How have camera sales changed over the past 60 or 70 years? The chart above offers an interesting look at this question. It shows camera production between 1947 and 2014.
The graph was created by camera marketing guru Heino Hilbig of Mayflower Concepts, who spent years heading up marketing for the likes of Casio and Olympus. It’s based on data from the Japanese organization CIPA (Camera & Imaging Products Association), which reveals that the camera market has been shrinking by double-digit figures each of the past few years after seeing a huge spike in the late 2000s.

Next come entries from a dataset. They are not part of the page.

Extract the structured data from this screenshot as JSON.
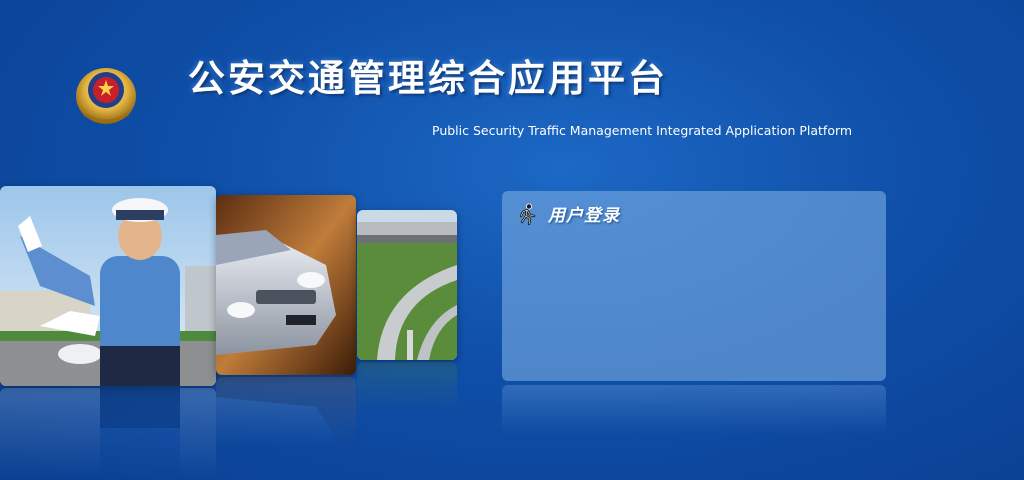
{
  "header": {
    "title": "公安交通管理综合应用平台",
    "subtitle": "Public Security Traffic Management Integrated Application Platform"
  },
  "login": {
    "title": "用户登录"
  },
  "photos": [
    {
      "name": "traffic-police-photo",
      "icon": "traffic-police"
    },
    {
      "name": "car-photo",
      "icon": "car"
    },
    {
      "name": "highway-photo",
      "icon": "highway-interchange"
    }
  ],
  "colors": {
    "background": "#0f4fa8",
    "panel": "#78aae1",
    "text": "#ffffff"
  }
}
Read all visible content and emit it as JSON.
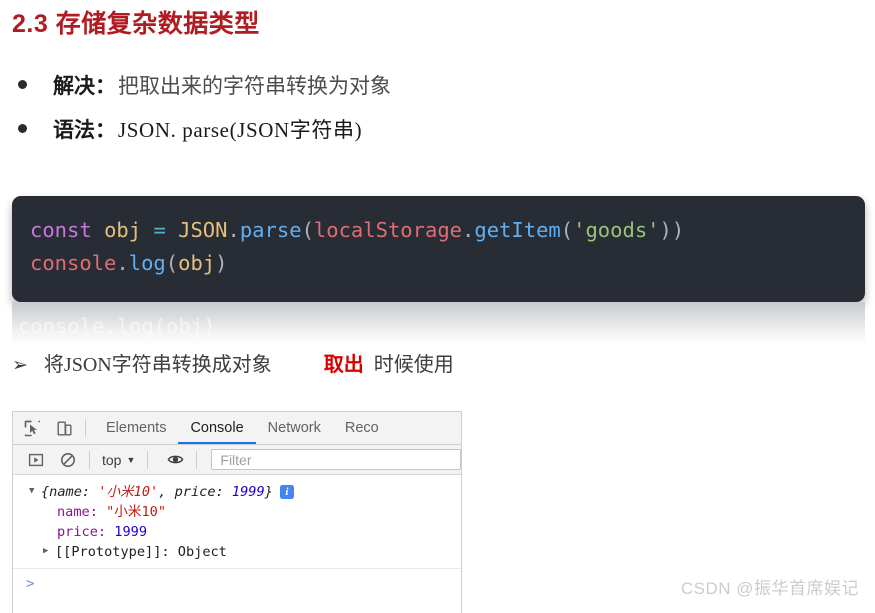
{
  "title": "2.3 存储复杂数据类型",
  "title_color": "#b01c22",
  "bullets": [
    {
      "label": "解决：",
      "text": "把取出来的字符串转换为对象",
      "bullet_icon": "filled-dot"
    },
    {
      "label": "语法：",
      "text": "JSON. parse(JSON字符串)",
      "bullet_icon": "filled-dot"
    }
  ],
  "code_block": {
    "theme_background": "#282c34",
    "lines": [
      [
        {
          "t": "const",
          "c": "tk-kw"
        },
        {
          "t": " ",
          "c": "tk-punc"
        },
        {
          "t": "obj",
          "c": "tk-var"
        },
        {
          "t": " ",
          "c": "tk-punc"
        },
        {
          "t": "=",
          "c": "tk-op"
        },
        {
          "t": " ",
          "c": "tk-punc"
        },
        {
          "t": "JSON",
          "c": "tk-var"
        },
        {
          "t": ".",
          "c": "tk-punc"
        },
        {
          "t": "parse",
          "c": "tk-fn"
        },
        {
          "t": "(",
          "c": "tk-punc"
        },
        {
          "t": "localStorage",
          "c": "tk-obj"
        },
        {
          "t": ".",
          "c": "tk-punc"
        },
        {
          "t": "getItem",
          "c": "tk-fn"
        },
        {
          "t": "(",
          "c": "tk-punc"
        },
        {
          "t": "'goods'",
          "c": "tk-str"
        },
        {
          "t": "))",
          "c": "tk-punc"
        }
      ],
      [
        {
          "t": "console",
          "c": "tk-obj"
        },
        {
          "t": ".",
          "c": "tk-punc"
        },
        {
          "t": "log",
          "c": "tk-fn"
        },
        {
          "t": "(",
          "c": "tk-punc"
        },
        {
          "t": "obj",
          "c": "tk-var"
        },
        {
          "t": ")",
          "c": "tk-punc"
        }
      ]
    ],
    "ghost_text": "console.log(obj)"
  },
  "arrow_line": {
    "marker": "➢",
    "text": "将JSON字符串转换成对象",
    "emphasis": "取出",
    "emphasis_color": "#d80000",
    "tail": "时候使用"
  },
  "devtools": {
    "icons": {
      "inspect": "inspect-element-icon",
      "device": "device-toolbar-icon",
      "execute": "execute-icon",
      "clear": "clear-console-icon",
      "eye": "eye-icon"
    },
    "tabs": [
      {
        "label": "Elements",
        "active": false
      },
      {
        "label": "Console",
        "active": true
      },
      {
        "label": "Network",
        "active": false
      },
      {
        "label": "Reco",
        "active": false
      }
    ],
    "active_tab_underline_color": "#1a73e8",
    "toolbar": {
      "context": "top",
      "caret": "▼",
      "filter_placeholder": "Filter"
    },
    "console": {
      "summary": {
        "triangle": "▼",
        "open_brace": "{name: ",
        "name_value": "'小米10'",
        "mid": ", price: ",
        "price_value": "1999",
        "close_brace": "}",
        "info_badge": "i"
      },
      "properties": [
        {
          "key": "name:",
          "value": "\"小米10\"",
          "value_type": "string"
        },
        {
          "key": "price:",
          "value": "1999",
          "value_type": "number"
        }
      ],
      "prototype": {
        "triangle": "▶",
        "text": "[[Prototype]]: Object"
      },
      "prompt_arrow": ">"
    }
  },
  "watermark": "CSDN @振华首席娱记"
}
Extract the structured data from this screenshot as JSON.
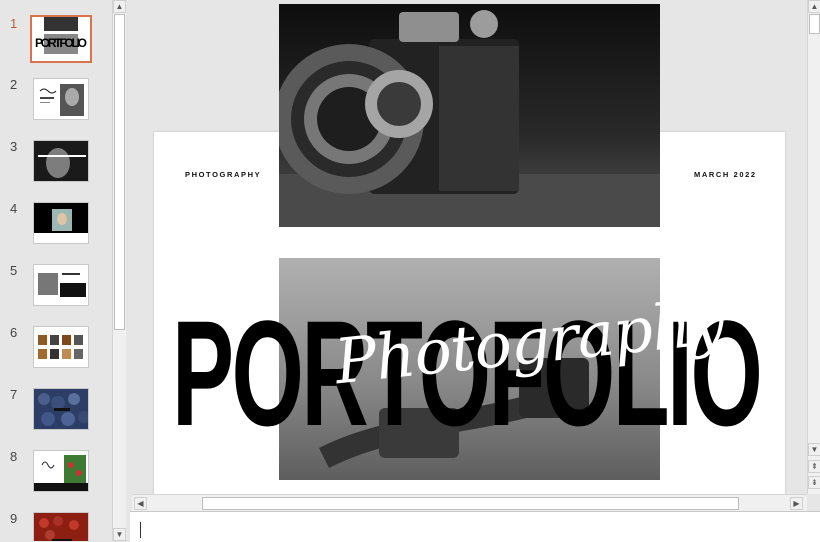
{
  "thumbnails": [
    {
      "number": "1",
      "active": true
    },
    {
      "number": "2",
      "active": false
    },
    {
      "number": "3",
      "active": false
    },
    {
      "number": "4",
      "active": false
    },
    {
      "number": "5",
      "active": false
    },
    {
      "number": "6",
      "active": false
    },
    {
      "number": "7",
      "active": false
    },
    {
      "number": "8",
      "active": false
    },
    {
      "number": "9",
      "active": false
    }
  ],
  "slide": {
    "label_left": "PHOTOGRAPHY",
    "label_right": "MARCH 2022",
    "title": "PORTOFOLIO",
    "script_title": "Photography"
  },
  "colors": {
    "active_accent": "#d9734b",
    "active_number": "#c55a2b"
  }
}
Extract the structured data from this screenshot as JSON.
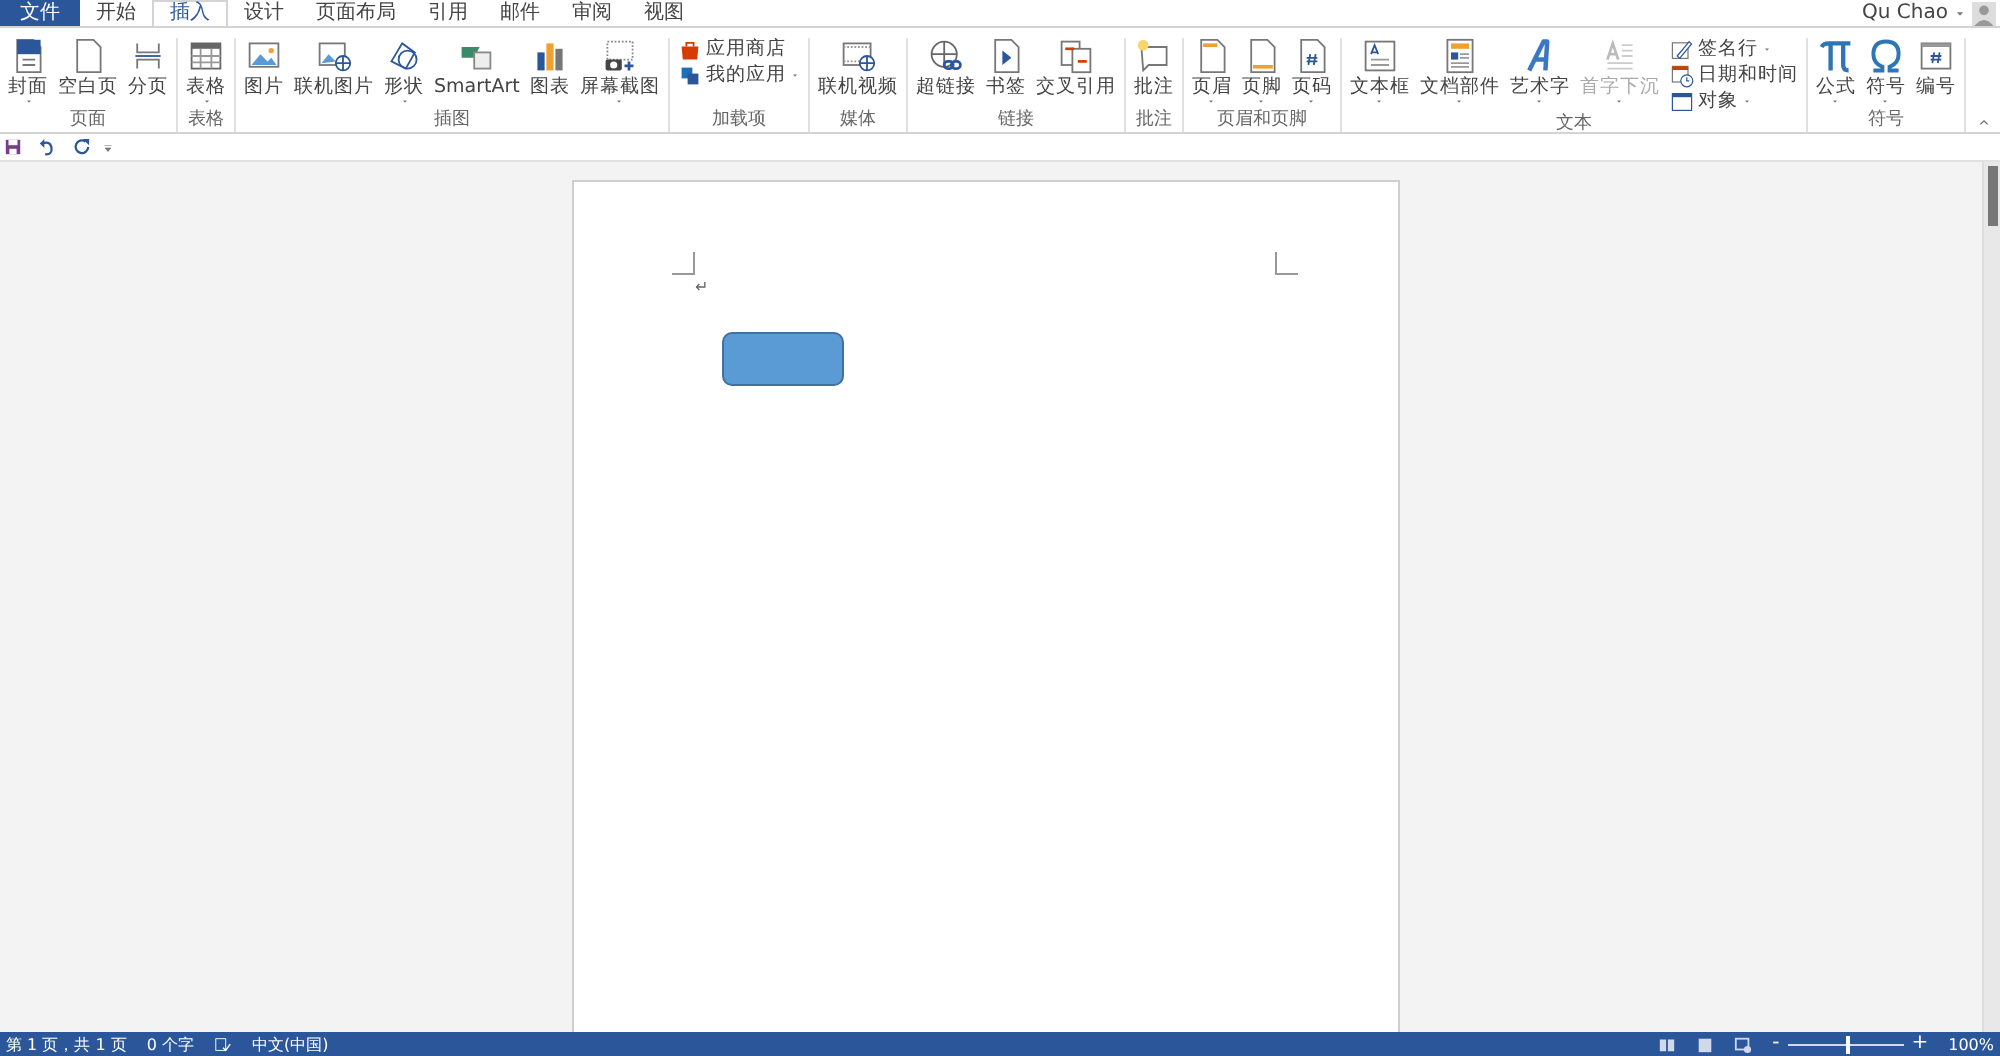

The biggest victim of the changing landscape has been compact cameras, which are becoming redundant as smartphone camera quality continues to improve — but it is unclear how much of this drop can directly be attributed to the rise of the smartphone camera.
DSLR and mirrorless cameras haven’t been affected as much, but they’re definitely not helping the overall trend for cameras in general. Total sales are roughly at levels they were a decade ago.
Update: An earlier version of this post attributed the plummet of camera sales in recent years directly to the rise of smartphones. As readers have pointed out, how much of an impact smartphones have had is currently unknown.
Earlier this month, Hilbig gave an interview in which he stated that “there is no correlation between smartphone growth and camera [market] shrinking. You can prove that.” Other reports and studies seem to contradict that statement.
What are your thoughts on this issue? Feel free to weigh in in the comments below. Also, here’s a poll with this question: